Quality Category (45% of MIPS score): CMS will keep the reporting requirements of 6 measures with at least one being an outcome measure, or high-priority if no outcome is available, for 2019. In addition, CMS is maintaining the 60% data completeness threshold and will continue to score measures on a 10-point scale, relative to a pre-set benchmark. CMS finalized a proposal to allow for multiple submission mechanisms to be used in the category, but also removed the claims reporting option for large practices. CMS will remove the following measures citing they are duplicative of other measures in concept and patient population:

  • #18, Diabetic Retinopathy: Documentation of Presence or Absence of Macular Edema and Level of Severity of Retinopathy;
  • #140, Age-Related Macular Degeneration (AMD): Counseling on Antioxidant Supplement.

However, CMS agreed with our comments on the proposed rule did not finalize the proposal to remove #12, Primary Open-Angle Glaucoma (POAG): Optic Nerve Evaluation.

Promoting Interoperability (25% of MIPS score): Prompted by ASCRS advocacy as part of the AMA MIPS Workgroup, CMS made major changes to the reporting requirements and scoring of this category. CMS eliminated the confusing base and performance score structure of the current program and finalized four objectives: e-Prescribing, Health Information Exchange, Provider to Patient Exchange, and Public Health and Clinical Data Exchange. CMS eliminated ASCRS-opposed measures that rely on patient action, however, measures that rely on the action of other physicians remain. Similar to the current performance score, measures will be scored based on the performance percentage—dividing the numerator by the denominator—achieved by the clinician or group. Clinicians and groups can score up to 100 available points in the category. CMS will maintain exclusions for the e-Prescribe and Health Information Exchange measures.

Cost Category (15% of MIPS score): CMS increased the weight of this category slightly to 15%, but kept it under the originally mandated 30% weight following passage of the MACRA technical corrections. CMS maintains the problematic cost measures—Medicare Spending per Beneficiary and Total Per Capita Cost—and is adding eight episode-based cost measures, including cataract surgery. ASCRS participated in efforts to develop the cataract cost measure, which compares the total cost of uncomplicated cataract surgery (66984) and removes all ocular comorbidities that are currently exclusions in the cataract quality measures. Practices can access draft feedback reports based on performance from June 2016 to July 2017 on these measures through the CMS QualityNet portal.

Improvement Activities (15% of MIPS score): CMS did not make any significant changes to this category for 2019. Small practices may still earn full credit by submitting one high-weighted or two medium-weighted activities. CMS added several new improvement activities, modified five, and removed one. One of the new ones, Comprehensive Eye Exams, involves participation in programs that promote the importance of the comprehensive eye exam.
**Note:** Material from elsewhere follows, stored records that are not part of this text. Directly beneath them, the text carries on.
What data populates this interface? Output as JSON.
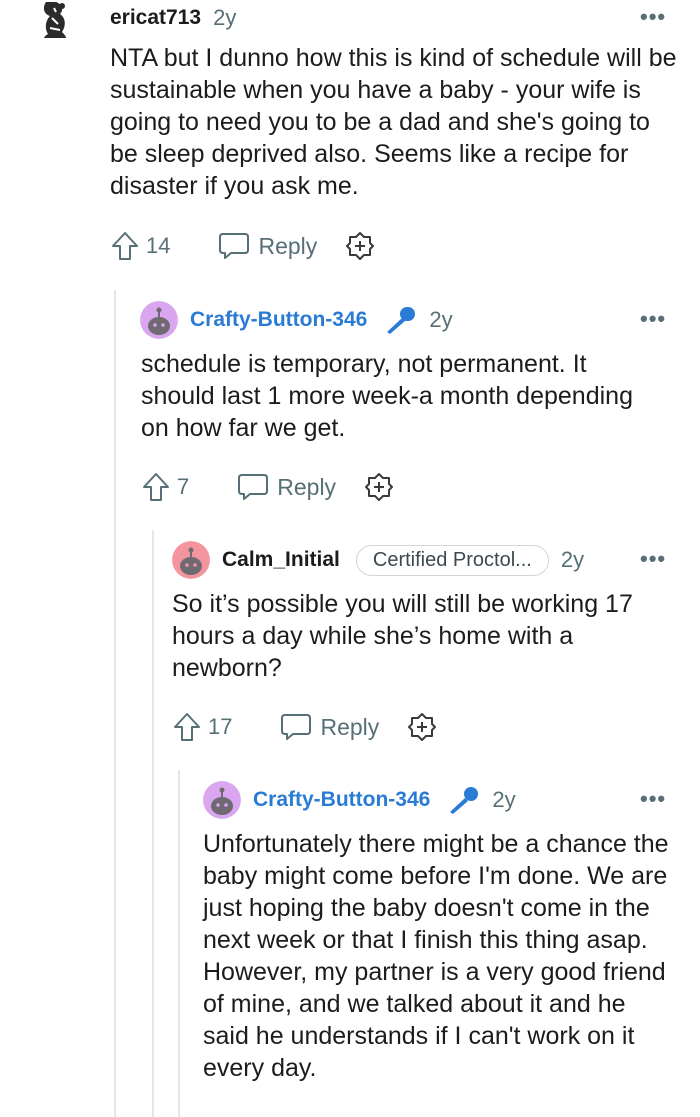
{
  "comments": [
    {
      "username": "ericat713",
      "time": "2y",
      "body": "NTA but I dunno how this is kind of schedule will be sustainable when you have a baby - your wife is going to need you to be a dad and she's going to be sleep deprived also. Seems like a recipe for disaster if you ask me.",
      "votes": "14",
      "reply_label": "Reply",
      "more_label": "•••",
      "avatar_icon": "snoo-avatar-icon"
    },
    {
      "username": "Crafty-Button-346",
      "time": "2y",
      "is_op": true,
      "body": "schedule is temporary, not permanent. It should last 1 more week-a month depending on how far we get.",
      "votes": "7",
      "reply_label": "Reply",
      "more_label": "•••",
      "avatar_color": "#d9a6ef",
      "badge_icon": "microphone-icon"
    },
    {
      "username": "Calm_Initial",
      "flair": "Certified Proctol...",
      "time": "2y",
      "body": "So it’s possible you will still be working 17 hours a day while she’s home with a newborn?",
      "votes": "17",
      "reply_label": "Reply",
      "more_label": "•••",
      "avatar_color": "#f4949f"
    },
    {
      "username": "Crafty-Button-346",
      "time": "2y",
      "is_op": true,
      "body": "Unfortunately there might be a chance the baby might come before I'm done. We are just hoping the baby doesn't come in the next week or that I finish this thing asap. However, my partner is a very good friend of mine, and we talked about it and he said he understands if I can't work on it every day.",
      "more_label": "•••",
      "avatar_color": "#d9a6ef",
      "badge_icon": "microphone-icon"
    }
  ],
  "colors": {
    "op_username": "#2a7bd6",
    "meta_gray": "#576f76",
    "thread_line": "#e4e6e8"
  }
}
In the coming weeks, ASCRS will continue to analyze the rule and will update its in-depth MACRA guides for 2019 performance. If you have additional questions, please contact Allison Madson, manager of regulatory affairs, at amadson@ascrs.org or 703-591-2220.